§ Exercise goal: Establish how many lines in the records below include the word "Category"; respond with that number only.

Records contained in a dataset:
****************************************

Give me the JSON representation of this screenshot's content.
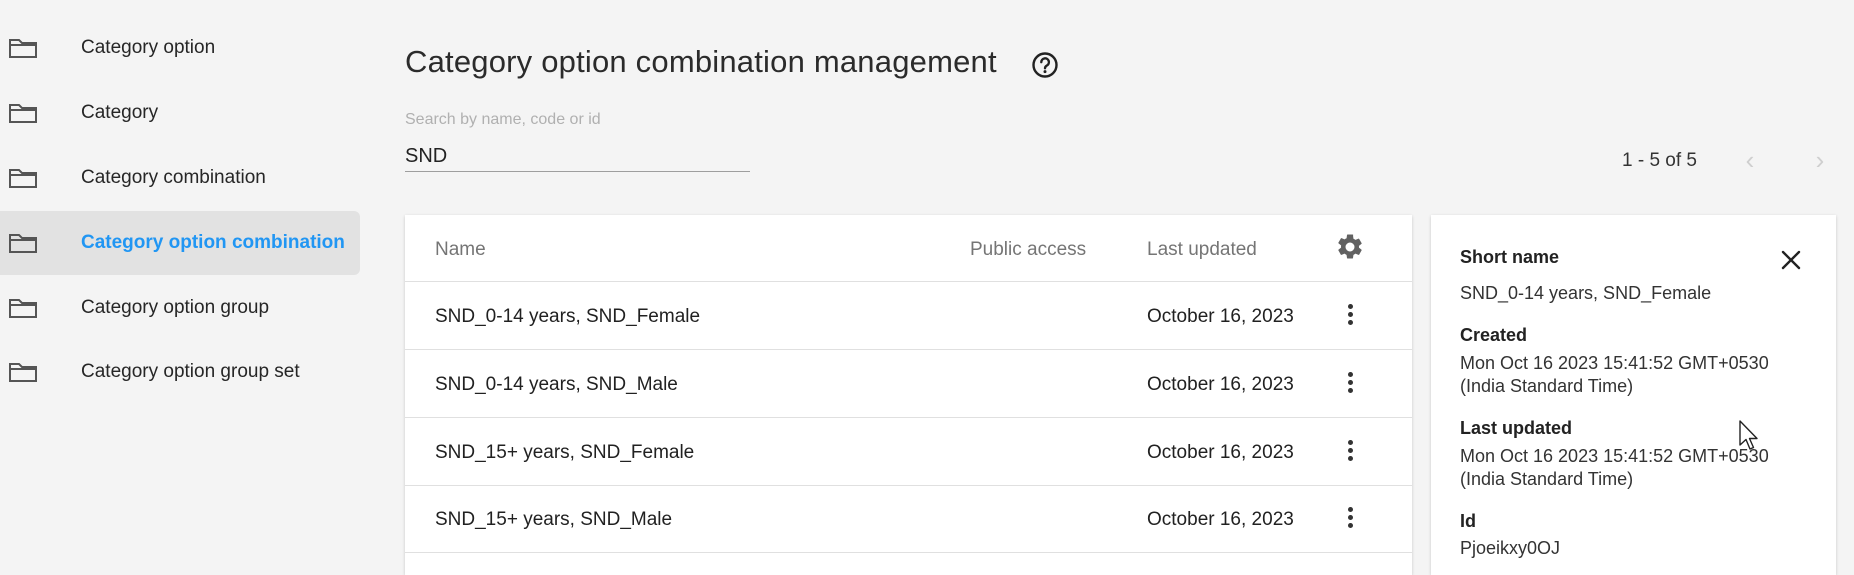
{
  "sidebar": {
    "items": [
      {
        "label": "Category option",
        "active": false
      },
      {
        "label": "Category",
        "active": false
      },
      {
        "label": "Category combination",
        "active": false
      },
      {
        "label": "Category option combination",
        "active": true
      },
      {
        "label": "Category option group",
        "active": false
      },
      {
        "label": "Category option group set",
        "active": false
      }
    ]
  },
  "header": {
    "title": "Category option combination management",
    "help_icon": "help-circle-icon"
  },
  "search": {
    "placeholder": "Search by name, code or id",
    "value": "SND"
  },
  "pager": {
    "text": "1 - 5 of 5",
    "prev_icon": "chevron-left-icon",
    "next_icon": "chevron-right-icon"
  },
  "table": {
    "columns": [
      "Name",
      "Public access",
      "Last updated"
    ],
    "rows": [
      {
        "name": "SND_0-14 years, SND_Female",
        "public_access": "",
        "last_updated": "October 16, 2023"
      },
      {
        "name": "SND_0-14 years, SND_Male",
        "public_access": "",
        "last_updated": "October 16, 2023"
      },
      {
        "name": "SND_15+ years, SND_Female",
        "public_access": "",
        "last_updated": "October 16, 2023"
      },
      {
        "name": "SND_15+ years, SND_Male",
        "public_access": "",
        "last_updated": "October 16, 2023"
      }
    ]
  },
  "details": {
    "short_name_label": "Short name",
    "short_name": "SND_0-14 years, SND_Female",
    "created_label": "Created",
    "created_line1": "Mon Oct 16 2023 15:41:52 GMT+0530",
    "created_line2": "(India Standard Time)",
    "updated_label": "Last updated",
    "updated_line1": "Mon Oct 16 2023 15:41:52 GMT+0530",
    "updated_line2": "(India Standard Time)",
    "id_label": "Id",
    "id": "Pjoeikxy0OJ"
  },
  "colors": {
    "accent": "#2196f3",
    "background": "#f4f4f4",
    "active_item_bg": "#e2e2e2"
  }
}
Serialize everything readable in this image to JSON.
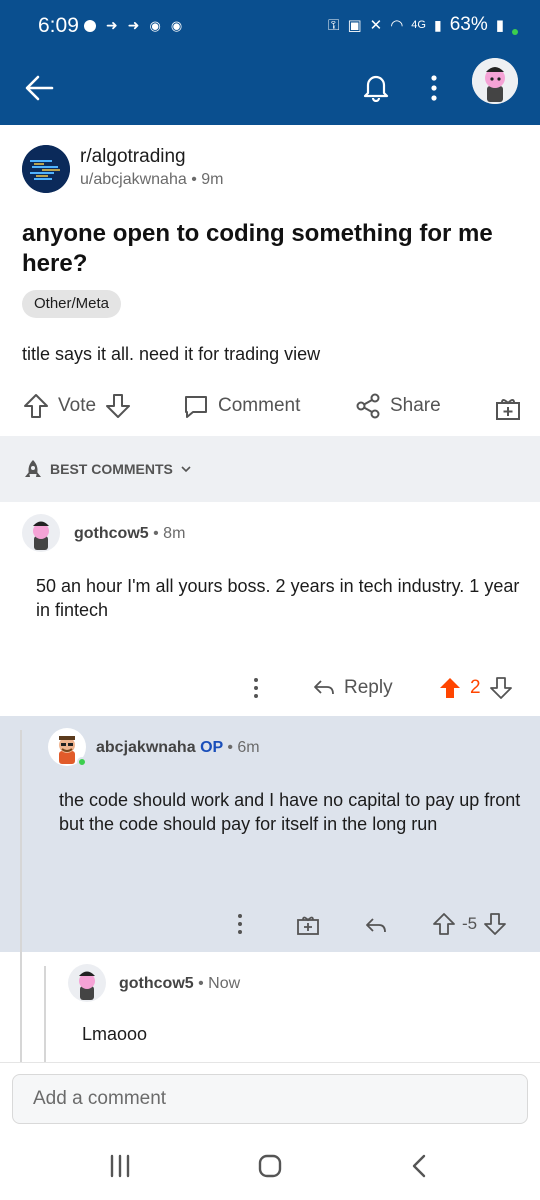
{
  "status_bar": {
    "time": "6:09",
    "battery": "63%",
    "network": "4G"
  },
  "app_bar": {
    "back_icon": "arrow-left-icon",
    "bell_icon": "bell-icon",
    "menu_icon": "kebab-icon"
  },
  "post": {
    "subreddit": "r/algotrading",
    "author": "u/abcjakwnaha",
    "age": "9m",
    "title": "anyone open to coding something for me here?",
    "flair": "Other/Meta",
    "body": "title says it all. need it for trading view"
  },
  "actions": {
    "vote": "Vote",
    "comment": "Comment",
    "share": "Share"
  },
  "sort": {
    "label": "BEST COMMENTS"
  },
  "comments": [
    {
      "author": "gothcow5",
      "age": "8m",
      "body": "50 an hour I'm all yours boss. 2 years in tech industry. 1 year in fintech",
      "reply_label": "Reply",
      "score": "2"
    },
    {
      "author": "abcjakwnaha",
      "op_tag": "OP",
      "age": "6m",
      "body": "the code should work and I have no capital to pay up front but the code should pay for itself in the long run",
      "score": "-5"
    },
    {
      "author": "gothcow5",
      "age": "Now",
      "body": "Lmaooo"
    }
  ],
  "composer": {
    "placeholder": "Add a comment"
  },
  "colors": {
    "brand_blue": "#0a4f8f",
    "upvote_orange": "#ff4500",
    "op_blue": "#1a4fba"
  }
}
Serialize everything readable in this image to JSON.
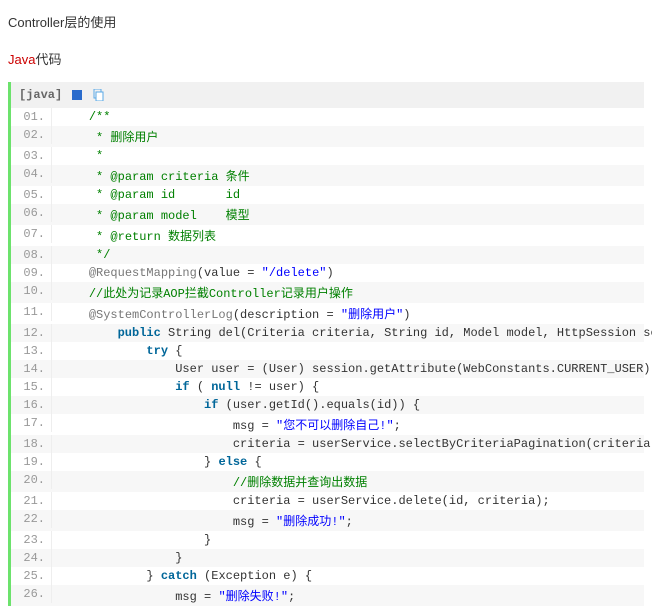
{
  "heading": "Controller层的使用",
  "subheading": {
    "red": "Java",
    "rest": "代码"
  },
  "code_header": {
    "lang": "[java]"
  },
  "icons": {
    "view": "view-source-icon",
    "copy": "copy-icon"
  },
  "code_lines": [
    {
      "n": "01.",
      "indent": 1,
      "tokens": [
        {
          "cls": "tok-comment",
          "t": "/**"
        }
      ]
    },
    {
      "n": "02.",
      "indent": 1,
      "tokens": [
        {
          "cls": "tok-comment",
          "t": " * 删除用户"
        }
      ]
    },
    {
      "n": "03.",
      "indent": 1,
      "tokens": [
        {
          "cls": "tok-comment",
          "t": " *"
        }
      ]
    },
    {
      "n": "04.",
      "indent": 1,
      "tokens": [
        {
          "cls": "tok-comment",
          "t": " * @param criteria 条件"
        }
      ]
    },
    {
      "n": "05.",
      "indent": 1,
      "tokens": [
        {
          "cls": "tok-comment",
          "t": " * @param id       id"
        }
      ]
    },
    {
      "n": "06.",
      "indent": 1,
      "tokens": [
        {
          "cls": "tok-comment",
          "t": " * @param model    模型"
        }
      ]
    },
    {
      "n": "07.",
      "indent": 1,
      "tokens": [
        {
          "cls": "tok-comment",
          "t": " * @return 数据列表"
        }
      ]
    },
    {
      "n": "08.",
      "indent": 1,
      "tokens": [
        {
          "cls": "tok-comment",
          "t": " */"
        }
      ]
    },
    {
      "n": "09.",
      "indent": 1,
      "tokens": [
        {
          "cls": "tok-ann",
          "t": "@RequestMapping"
        },
        {
          "cls": "tok-punc",
          "t": "(value = "
        },
        {
          "cls": "tok-string",
          "t": "\"/delete\""
        },
        {
          "cls": "tok-punc",
          "t": ")"
        }
      ]
    },
    {
      "n": "10.",
      "indent": 1,
      "tokens": [
        {
          "cls": "tok-comment",
          "t": "//此处为记录AOP拦截Controller记录用户操作"
        }
      ]
    },
    {
      "n": "11.",
      "indent": 1,
      "tokens": [
        {
          "cls": "tok-ann",
          "t": "@SystemControllerLog"
        },
        {
          "cls": "tok-punc",
          "t": "(description = "
        },
        {
          "cls": "tok-string",
          "t": "\"删除用户\""
        },
        {
          "cls": "tok-punc",
          "t": ")"
        }
      ]
    },
    {
      "n": "12.",
      "indent": 2,
      "tokens": [
        {
          "cls": "tok-keyword",
          "t": "public"
        },
        {
          "cls": "tok-plain",
          "t": " String del(Criteria criteria, String id, Model model, HttpSession session) {"
        }
      ]
    },
    {
      "n": "13.",
      "indent": 3,
      "tokens": [
        {
          "cls": "tok-keyword",
          "t": "try"
        },
        {
          "cls": "tok-plain",
          "t": " {"
        }
      ]
    },
    {
      "n": "14.",
      "indent": 4,
      "tokens": [
        {
          "cls": "tok-plain",
          "t": "User user = (User) session.getAttribute(WebConstants.CURRENT_USER);"
        }
      ]
    },
    {
      "n": "15.",
      "indent": 4,
      "tokens": [
        {
          "cls": "tok-keyword",
          "t": "if"
        },
        {
          "cls": "tok-plain",
          "t": " ( "
        },
        {
          "cls": "tok-keyword",
          "t": "null"
        },
        {
          "cls": "tok-plain",
          "t": " != user) {"
        }
      ]
    },
    {
      "n": "16.",
      "indent": 5,
      "tokens": [
        {
          "cls": "tok-keyword",
          "t": "if"
        },
        {
          "cls": "tok-plain",
          "t": " (user.getId().equals(id)) {"
        }
      ]
    },
    {
      "n": "17.",
      "indent": 6,
      "tokens": [
        {
          "cls": "tok-plain",
          "t": "msg = "
        },
        {
          "cls": "tok-string",
          "t": "\"您不可以删除自己!\""
        },
        {
          "cls": "tok-plain",
          "t": ";"
        }
      ]
    },
    {
      "n": "18.",
      "indent": 6,
      "tokens": [
        {
          "cls": "tok-plain",
          "t": "criteria = userService.selectByCriteriaPagination(criteria);"
        }
      ]
    },
    {
      "n": "19.",
      "indent": 5,
      "tokens": [
        {
          "cls": "tok-plain",
          "t": "} "
        },
        {
          "cls": "tok-keyword",
          "t": "else"
        },
        {
          "cls": "tok-plain",
          "t": " {"
        }
      ]
    },
    {
      "n": "20.",
      "indent": 6,
      "tokens": [
        {
          "cls": "tok-comment",
          "t": "//删除数据并查询出数据"
        }
      ]
    },
    {
      "n": "21.",
      "indent": 6,
      "tokens": [
        {
          "cls": "tok-plain",
          "t": "criteria = userService.delete(id, criteria);"
        }
      ]
    },
    {
      "n": "22.",
      "indent": 6,
      "tokens": [
        {
          "cls": "tok-plain",
          "t": "msg = "
        },
        {
          "cls": "tok-string",
          "t": "\"删除成功!\""
        },
        {
          "cls": "tok-plain",
          "t": ";"
        }
      ]
    },
    {
      "n": "23.",
      "indent": 5,
      "tokens": [
        {
          "cls": "tok-plain",
          "t": "}"
        }
      ]
    },
    {
      "n": "24.",
      "indent": 4,
      "tokens": [
        {
          "cls": "tok-plain",
          "t": "}"
        }
      ]
    },
    {
      "n": "25.",
      "indent": 3,
      "tokens": [
        {
          "cls": "tok-plain",
          "t": "} "
        },
        {
          "cls": "tok-keyword",
          "t": "catch"
        },
        {
          "cls": "tok-plain",
          "t": " (Exception e) {"
        }
      ]
    },
    {
      "n": "26.",
      "indent": 4,
      "tokens": [
        {
          "cls": "tok-plain",
          "t": "msg = "
        },
        {
          "cls": "tok-string",
          "t": "\"删除失败!\""
        },
        {
          "cls": "tok-plain",
          "t": ";"
        }
      ]
    }
  ],
  "indent_unit": "    "
}
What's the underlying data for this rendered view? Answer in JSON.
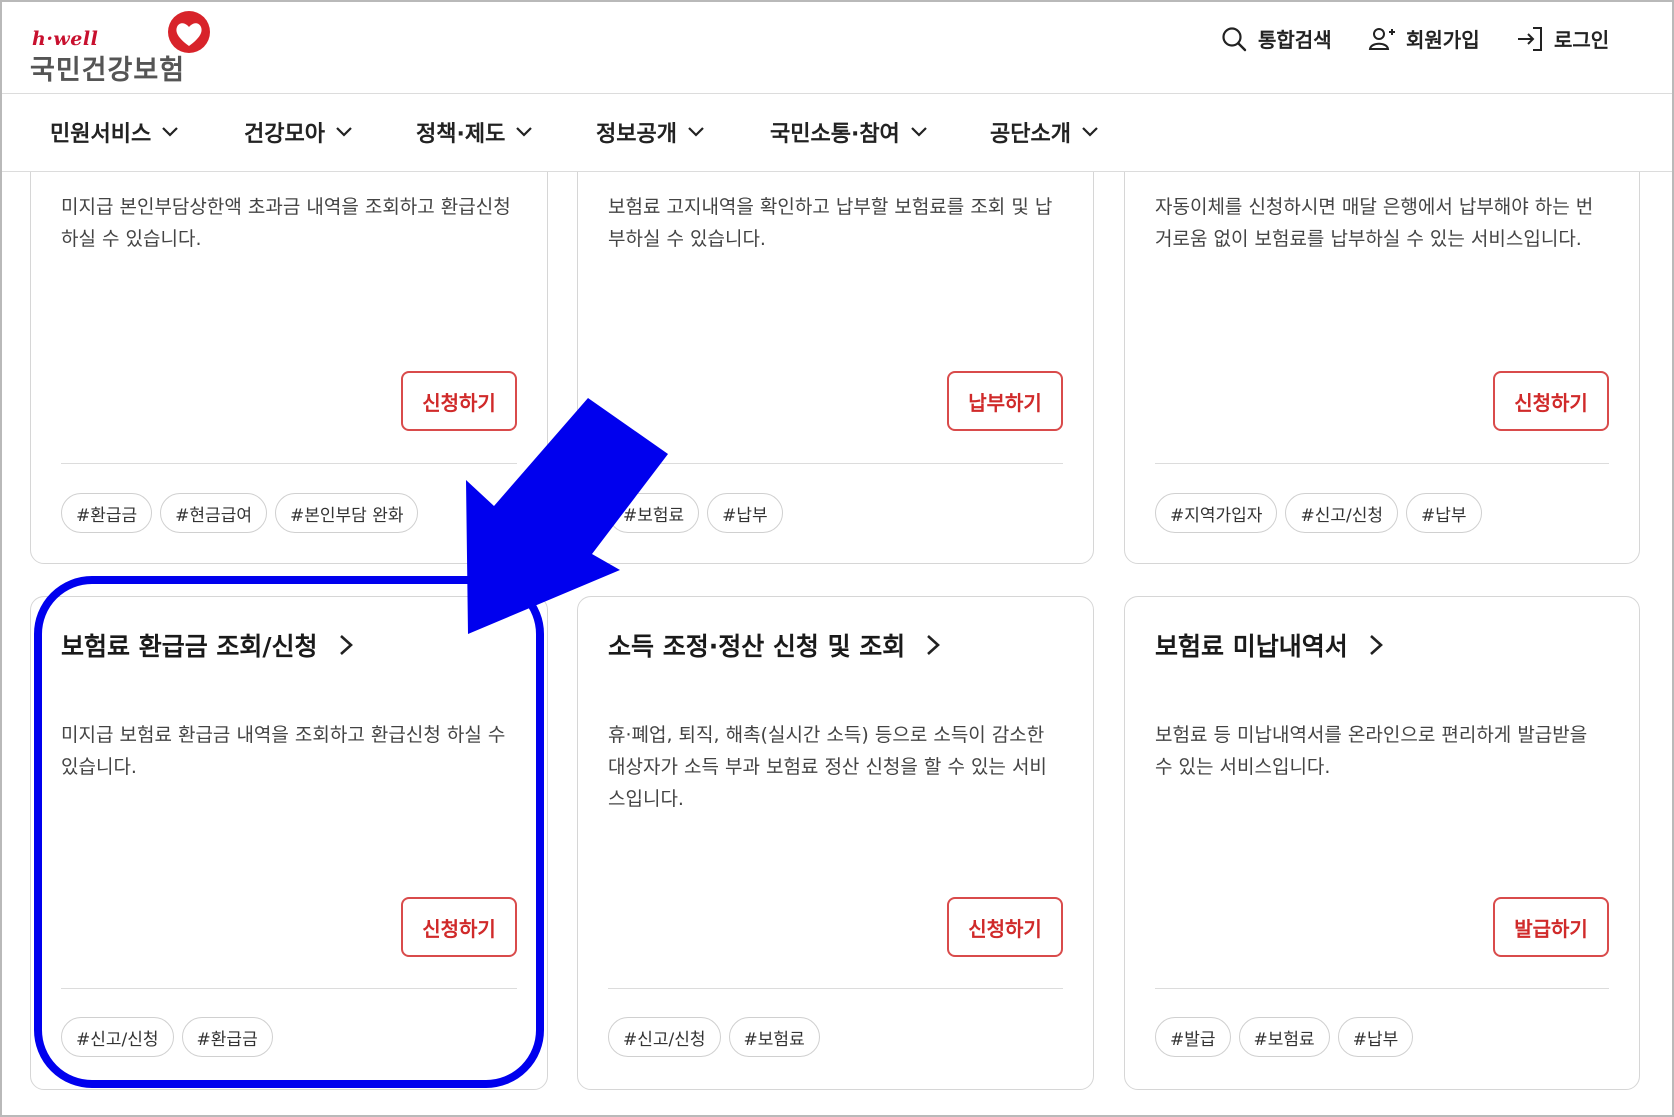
{
  "header": {
    "logo_small": "h·well",
    "logo_main": "국민건강보험",
    "search_label": "통합검색",
    "join_label": "회원가입",
    "login_label": "로그인"
  },
  "nav": {
    "items": [
      {
        "label": "민원서비스"
      },
      {
        "label": "건강모아"
      },
      {
        "label": "정책·제도"
      },
      {
        "label": "정보공개"
      },
      {
        "label": "국민소통·참여"
      },
      {
        "label": "공단소개"
      }
    ]
  },
  "cards_top": [
    {
      "desc": "미지급 본인부담상한액 초과금 내역을 조회하고 환급신청 하실 수 있습니다.",
      "button": "신청하기",
      "tags": [
        "#환급금",
        "#현금급여",
        "#본인부담 완화"
      ]
    },
    {
      "desc": "보험료 고지내역을 확인하고 납부할 보험료를 조회 및 납부하실 수 있습니다.",
      "button": "납부하기",
      "tags": [
        "#보험료",
        "#납부"
      ]
    },
    {
      "desc": "자동이체를 신청하시면 매달 은행에서 납부해야 하는 번거로움 없이 보험료를 납부하실 수 있는 서비스입니다.",
      "button": "신청하기",
      "tags": [
        "#지역가입자",
        "#신고/신청",
        "#납부"
      ]
    }
  ],
  "cards_bottom": [
    {
      "title": "보험료 환급금 조회/신청",
      "desc": "미지급 보험료 환급금 내역을 조회하고 환급신청 하실 수 있습니다.",
      "button": "신청하기",
      "tags": [
        "#신고/신청",
        "#환급금"
      ]
    },
    {
      "title": "소득 조정·정산 신청 및 조회",
      "desc": "휴·폐업, 퇴직, 해촉(실시간 소득) 등으로 소득이 감소한 대상자가 소득 부과 보험료 정산 신청을 할 수 있는 서비스입니다.",
      "button": "신청하기",
      "tags": [
        "#신고/신청",
        "#보험료"
      ]
    },
    {
      "title": "보험료 미납내역서",
      "desc": "보험료 등 미납내역서를 온라인으로 편리하게 발급받을 수 있는 서비스입니다.",
      "button": "발급하기",
      "tags": [
        "#발급",
        "#보험료",
        "#납부"
      ]
    }
  ],
  "colors": {
    "brand_red": "#c8102e",
    "button_border": "#d94b4b",
    "annotation_blue": "#0000ee"
  },
  "icons": {
    "search": "search-icon",
    "join": "user-plus-icon",
    "login": "login-icon",
    "nav_chevron": "chevron-down-icon",
    "title_chevron": "chevron-right-icon"
  }
}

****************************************

§ Result of this exercise: 7